The film begins with Senna's arrival in Formula One stage in the mid 1980's, after leaving Brazil to compete on the international stage in go-karting. It follows Senna's struggles both on the track against his McLaren-Holden teammate and rival, French World Champion Alain Prost, and off it, against the internal politics of the sport. A fierce competitor, Senna accomplished incredible driving feats (notably holding the record for most pole positions and winning six times at the prestigious Monaco Grand Prix) that would rank him amongst the greatest drivers who ever lived. Despite winning three Formula One World Championships between 1988 and 1991, his career was also riddled with numerous scandals and controversies.
Senna is presented as heroic, courageous, spiritual and ruthless. He conquers and transcends Formula One racing to become a global superstar. In private Senna is represented as humble, patriotic and generous, donating millions to his native Brazil and contemplating a life beyond motor racing. His untimely death came in 1994 at the San Marino Grand Prix. He remains the last driver to die at the wheel of a Formula One car. From the throbbing soundtrack to the exciting race coverage, Senna is a tremendously thrilling cinematic experience like no other.

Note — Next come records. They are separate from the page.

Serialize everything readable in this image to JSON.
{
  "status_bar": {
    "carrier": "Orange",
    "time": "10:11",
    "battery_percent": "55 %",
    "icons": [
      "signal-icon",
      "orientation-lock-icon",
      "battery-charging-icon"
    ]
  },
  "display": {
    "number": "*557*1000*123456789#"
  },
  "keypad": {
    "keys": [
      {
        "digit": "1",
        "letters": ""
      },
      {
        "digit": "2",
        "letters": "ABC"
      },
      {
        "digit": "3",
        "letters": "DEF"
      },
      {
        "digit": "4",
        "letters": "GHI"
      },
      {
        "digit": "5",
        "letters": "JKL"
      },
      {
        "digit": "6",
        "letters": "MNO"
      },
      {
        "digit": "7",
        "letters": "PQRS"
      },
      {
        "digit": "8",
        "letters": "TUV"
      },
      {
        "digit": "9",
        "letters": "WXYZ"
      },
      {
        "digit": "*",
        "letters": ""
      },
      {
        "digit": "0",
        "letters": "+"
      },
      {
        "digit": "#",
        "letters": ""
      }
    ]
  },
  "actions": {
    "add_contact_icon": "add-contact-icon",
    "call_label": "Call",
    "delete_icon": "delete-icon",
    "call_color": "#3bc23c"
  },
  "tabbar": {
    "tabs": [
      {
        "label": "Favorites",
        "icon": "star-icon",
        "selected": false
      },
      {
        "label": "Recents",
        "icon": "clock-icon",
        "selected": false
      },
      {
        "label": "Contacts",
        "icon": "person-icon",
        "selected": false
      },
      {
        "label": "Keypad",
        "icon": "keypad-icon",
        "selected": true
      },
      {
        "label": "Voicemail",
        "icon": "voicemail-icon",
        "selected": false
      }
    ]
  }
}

Senna's story is fashioned as a present drama rather than as a posthumous documentary. We feel like we are witnessing his life happen before our eyes, not as an account of the past. There are no contemporary interviews; Senna's story is told exclusively through masterfully edited archival footage. Kapadia focuses exclusively on Senna, tracking him everywhere. Ranging from first hand footage of his achievements on the track, to feisty drivers meetings, to holidays in Brazil with family and friends, to his celebrity appearances on television programs, using previously unseen footage, we are taken on an incredible journey through his fascinating life.
Senna's story is so absorbing because he is someone we grow to admire and respect over the course of the film. He is such a charismatic and eccentric personality; an inspiration not just for Brazilians, but for sporting fans the world over. He is passionate about his sport and supremely confident in his immense talents (often reckless as a result), but we see him growing increasingly frustrated at what he saw to be political meddling in a world where money and technology had taken over. Before his ill-fated race in 1994, Senna sought strength from the Bible because he was clearly unhappy with the mechanics of his car and feared for his life. At a time when teams were experimenting with new engineering, his sense of foreboding increased when Austrian driver Roland Ratzenberger was killed in qualifying just days before.
Ayrton Senna was a man who considered himself invincible, believing it was by the grace of God that he was possessed with such speed. The epitome of a sporting idol, Senna's passion for competing and for life transcends his incredible driving skills. Those alive to experience his reign as World Champion are never likely to forget the man, but this unforgettable cinematic experience will secure his legacy. Honestly, I have never been so eager to see a film again.
My Rating: 5 Stars (A+)